What you will do ▸
Go through the records and extract every line with the word "label".
══ Exercise input ══
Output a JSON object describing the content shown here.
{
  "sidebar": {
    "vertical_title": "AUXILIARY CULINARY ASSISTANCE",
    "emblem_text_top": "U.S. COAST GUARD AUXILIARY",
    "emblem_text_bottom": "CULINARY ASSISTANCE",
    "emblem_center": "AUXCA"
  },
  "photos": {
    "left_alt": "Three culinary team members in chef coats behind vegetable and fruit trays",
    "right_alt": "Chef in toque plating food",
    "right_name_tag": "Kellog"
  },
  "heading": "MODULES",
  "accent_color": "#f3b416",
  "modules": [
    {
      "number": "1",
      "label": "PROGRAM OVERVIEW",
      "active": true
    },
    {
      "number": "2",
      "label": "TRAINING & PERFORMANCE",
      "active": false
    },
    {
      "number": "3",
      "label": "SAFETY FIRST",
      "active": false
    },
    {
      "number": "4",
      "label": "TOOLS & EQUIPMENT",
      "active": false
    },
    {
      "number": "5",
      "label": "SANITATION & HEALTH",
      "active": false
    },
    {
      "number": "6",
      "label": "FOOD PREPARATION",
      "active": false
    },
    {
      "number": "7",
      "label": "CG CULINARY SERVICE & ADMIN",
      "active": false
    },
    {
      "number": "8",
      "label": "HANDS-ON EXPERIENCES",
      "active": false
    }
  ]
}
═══
Your solution ▸
      "label": "PROGRAM OVERVIEW",
      "label": "TRAINING & PERFORMANCE",
      "label": "SAFETY FIRST",
      "label": "TOOLS & EQUIPMENT",
      "label": "SANITATION & HEALTH",
      "label": "FOOD PREPARATION",
      "label": "CG CULINARY SERVICE & ADMIN",
      "label": "HANDS-ON EXPERIENCES",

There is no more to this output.